It’s been a hard time for racing across the country. The economy is still not that great and pulling money for a racing venture can be hard. But what if you could go competitive SCCA racing for less than $30,000…including the price of the car? That’s exactly what a myriad of manufactures are doing with their new B-Spec program designed for the hot hatches. From Mazda, Mini, Ford, and now Chevy Performance, you can easily equip a new Sonic hatchback with what you need to go fast.
The program starts with a showroom fresh Sonic LT hatchback, which can be had for around $15,000. From there, a prospective racer can purchase all the class legal parts directly from a Chevy Performance retailer. Parts include:
- Front strut coil-over assemblies and mounts (non-adjustable for dampening)
- Rear shock coil-over assemblies and mounts (non-adjustable for dampening)
- Adjustable front stabilizer bar links
- Rear axle shim kit
- Inlet air restrictor
- Recalibrated ECM and EBCM
From there, it’s up to the builder to construct their own roll cage per SCCA and World Challenge regulations, along with a racing seat, arm restraints, fire system, etc. Since these builds are so tame, being able to drive a B-Spec Sonic racer to and from local racing events could be a reality.
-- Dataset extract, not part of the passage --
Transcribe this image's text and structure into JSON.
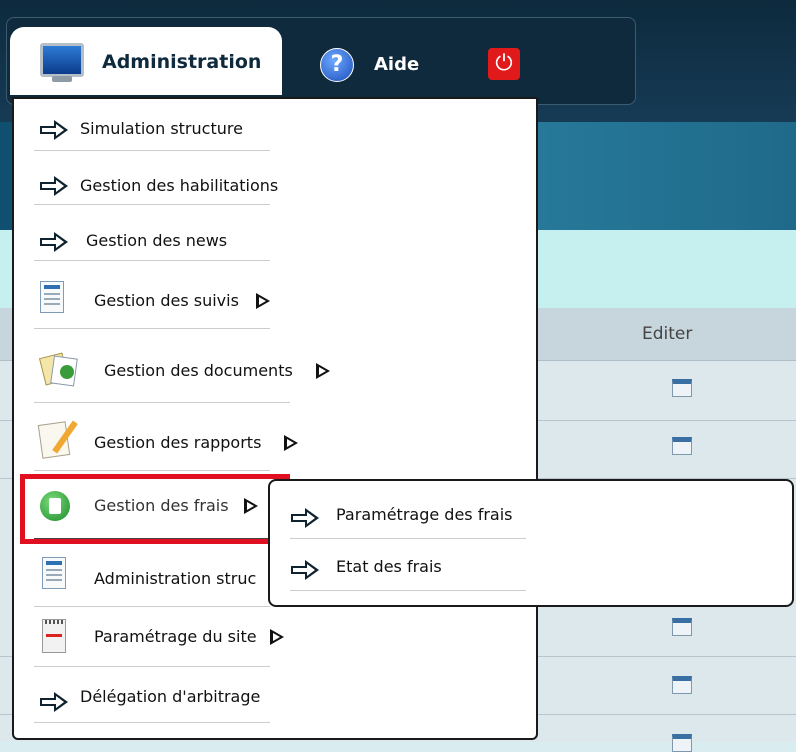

The concept vehicle is shown with a Monaco Blue-painted roll cage, carbon fiber racing seat, five-point safety harness, window safety net, center catch net, quick-release steering wheel/hub system and a fire extinguisher.
“Sonic B-Spec concept demonstrates the car’s capabilities in the increasingly popular B-Spec subcompact classes in several racing series,” said Jim Campbell, GM U.S. vice president of Performance Vehicles and Motorsports. “Sonic’s great balance of power and responsive handling make it a natural on the track – and a formidable competitor.”
Much of the Sonic B-Spec kit’s evaluation has come at road courses around the United States, including Virginia International Raceway and the most recent testing session at Barber Motorsports Park, in Birmingham, Alabama. Through such development and validation testing, engineers ran the Sonic B Spec through the equivalent of a season’s worth of racing, ensuring it is not only a fast race car, but one that will hold up to the rigors of competition.
Like the other vehicles in B-Spec classes, the Sonic race car concept’s 1.8L engine remains unchanged from its factory specifications, although an air restrictor is employed to equalize its output with other competitors. It is backed by the production five-speed manual transmission.
The Sonic B-Spec competition kit is anticipated to go on sale in the first quarter of 2013 through Chevrolet Performance retailers.